He calls her Dido, which I suppose is all the name she has. He knows he has been reproached for shewing a fondness for her — I dare say not criminal".
A brief reference to Belle occurs in volume II of James Beattie 's Elements of Moral Science. She was called Dido, and I believe is still alive.
Lord Mansfield ruled on a related matter of the status of slaves in England in his capacity as Lord Chief Justice of England and Wales.
When called on in to judge Somerset v Stewart , the case of an escaped slave whose owner wanted to send him back to the West Indies for sale, he decreed:.

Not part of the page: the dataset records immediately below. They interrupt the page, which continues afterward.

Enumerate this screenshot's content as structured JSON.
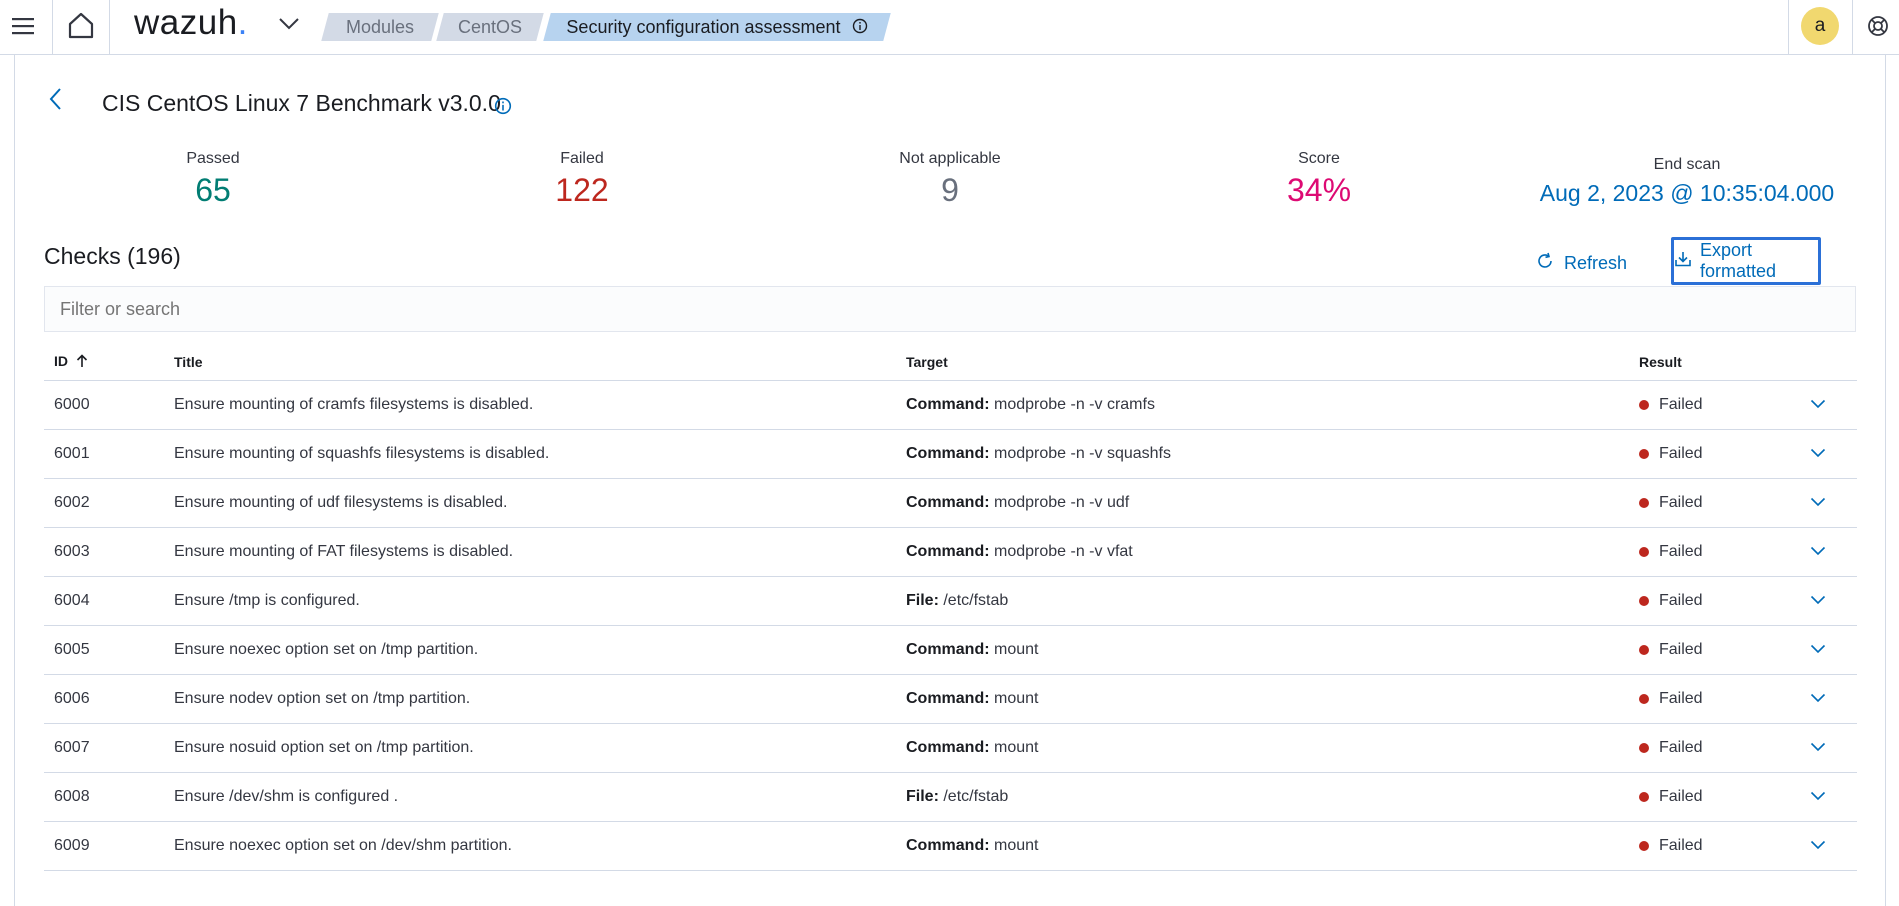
{
  "header": {
    "logo_text": "wazuh",
    "logo_dot": ".",
    "breadcrumbs": [
      {
        "label": "Modules"
      },
      {
        "label": "CentOS"
      },
      {
        "label": "Security configuration assessment"
      }
    ],
    "user_initial": "a"
  },
  "policy": {
    "title": "CIS CentOS Linux 7 Benchmark v3.0.0"
  },
  "stats": {
    "passed_label": "Passed",
    "passed_value": "65",
    "failed_label": "Failed",
    "failed_value": "122",
    "na_label": "Not applicable",
    "na_value": "9",
    "score_label": "Score",
    "score_value": "34%",
    "end_scan_label": "End scan",
    "end_scan_value": "Aug 2, 2023 @ 10:35:04.000"
  },
  "checks": {
    "title": "Checks (196)",
    "refresh_label": "Refresh",
    "export_label": "Export formatted",
    "search_placeholder": "Filter or search"
  },
  "table": {
    "columns": {
      "id": "ID",
      "title": "Title",
      "target": "Target",
      "result": "Result"
    },
    "rows": [
      {
        "id": "6000",
        "title": "Ensure mounting of cramfs filesystems is disabled.",
        "target_type": "Command:",
        "target_value": "modprobe -n -v cramfs",
        "result": "Failed"
      },
      {
        "id": "6001",
        "title": "Ensure mounting of squashfs filesystems is disabled.",
        "target_type": "Command:",
        "target_value": "modprobe -n -v squashfs",
        "result": "Failed"
      },
      {
        "id": "6002",
        "title": "Ensure mounting of udf filesystems is disabled.",
        "target_type": "Command:",
        "target_value": "modprobe -n -v udf",
        "result": "Failed"
      },
      {
        "id": "6003",
        "title": "Ensure mounting of FAT filesystems is disabled.",
        "target_type": "Command:",
        "target_value": "modprobe -n -v vfat",
        "result": "Failed"
      },
      {
        "id": "6004",
        "title": "Ensure /tmp is configured.",
        "target_type": "File:",
        "target_value": "/etc/fstab",
        "result": "Failed"
      },
      {
        "id": "6005",
        "title": "Ensure noexec option set on /tmp partition.",
        "target_type": "Command:",
        "target_value": "mount",
        "result": "Failed"
      },
      {
        "id": "6006",
        "title": "Ensure nodev option set on /tmp partition.",
        "target_type": "Command:",
        "target_value": "mount",
        "result": "Failed"
      },
      {
        "id": "6007",
        "title": "Ensure nosuid option set on /tmp partition.",
        "target_type": "Command:",
        "target_value": "mount",
        "result": "Failed"
      },
      {
        "id": "6008",
        "title": "Ensure /dev/shm is configured .",
        "target_type": "File:",
        "target_value": "/etc/fstab",
        "result": "Failed"
      },
      {
        "id": "6009",
        "title": "Ensure noexec option set on /dev/shm partition.",
        "target_type": "Command:",
        "target_value": "mount",
        "result": "Failed"
      }
    ]
  },
  "colors": {
    "passed": "#017d73",
    "failed": "#bd271e",
    "not_applicable": "#69707d",
    "score": "#dd0a73",
    "end_scan": "#006bb8",
    "link": "#006bb8"
  }
}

The state of slavery is of such a nature, that it is incapable of being introduced on any reasons, moral or political; but only positive law , which preserves its force long after the reasons, occasion, and time itself from whence it was created, is erased from memory: it's so odious, that nothing can be suffered to support it but positive law.
Whatever inconveniences, therefore, may follow from a decision, I cannot say this case is allowed or approved by the law of England; and therefore the black must be discharged.
Mansfield's ruling that slavery did not exist in common law and had never been introduced by positive law was taken by abolitionists to mean that slavery was abolished in England.
His ruling was narrow and reserved judgment on this point, saying only that the slave's owner had no right to remove Somerset from England against his will.
Mansfield later said his decision was intended only to apply to the slave at issue in the case.
At the time, it was suggested that Mansfield's personal experience with raising Dido Belle influenced his decision. Thomas Hutchinson later recalled a comment by a slave-owner: "A few years ago there was a cause before his Lordship brought by a Black for recovery of his liberty.
A Jamaica planter, being asked what judgment his Lordship would give [answered] 'No doubt The Observer.
History Extra. Fox Searchlight. Retrieved 7 June Los Angeles Times. Retrieved 2 April Archived from the original on 16 August Retrieved 30 June Entertainment Weekly.
Archived from the original on 16 May The Daily Telegraph. The Guardian. Retrieved 24 July Retrieved 7 August Retrieved 17 May Rotten Tomatoes.
Retrieved 18 May Kermode Uncut. Retrieved 13 December Retrieved 3 January Retrieved 15 March Digital Spy. Retrieved 16 December Chicago Film Critics Association.
Archived from the original on 27 November Retrieved 12 December Archived from the original on 13 April Retrieved 11 December Deadline Hollywood.
Retrieved 16 February Palm Springs International Film Society. The Desert Sun. Archived from the original on 16 December Retrieved 12 January Films directed by Amma Asante.
A Way of Life Belle A United Kingdom Where Hands Touch NAACP Image Award for Outstanding Independent Motion Picture.Trivia In Januarythe Writers Guild of America ruled that Misan Sagay would get sole writing credit. Boruto Folge 26 Elizabeth Belle Lindsay was born inthe natural daughter of Maria Belle, an enslaved African woman in the West Indiesand Captain Sir John Stellaris Beste Eigenschaften, a British Royal Navy officer. Oct 05, He has written for a host of other publications and resides in Brooklyn. Dido Elizabeth Belle wird als uneheliche Tochter des britischen Admirals Sir John Lindsay und einer afrikanischen Sklavin geboren. Sie wächst in England bei ihrem Großonkel, dem Aristokraten Lord Mansfield und seiner Frau, auf, und genießt. Dido Elizabeth Belle (Originaltitel: Belle, Verweistitel: Belle – Die Nichte des Lords) ist ein britisches Drama von Amma Asante aus dem Jahr Das britische Drama von Amma Asante erzählt die wahre Geschichte von Dido Elizabeth Belle, der unehelichen Tochter eines britischen Aristokraten. Das intime Coming of Age einer Schwarzen in der feinen britischen Gesellschaft verwebt Amma Asante in ihrer zweiten Regiearbeit»Dido. Film and television. Belle ( film), a Belgian-French drama film by André Delvaux. Belle ( film), a British film by Amma Asante. Belle's, an American comedy TV series that premiered in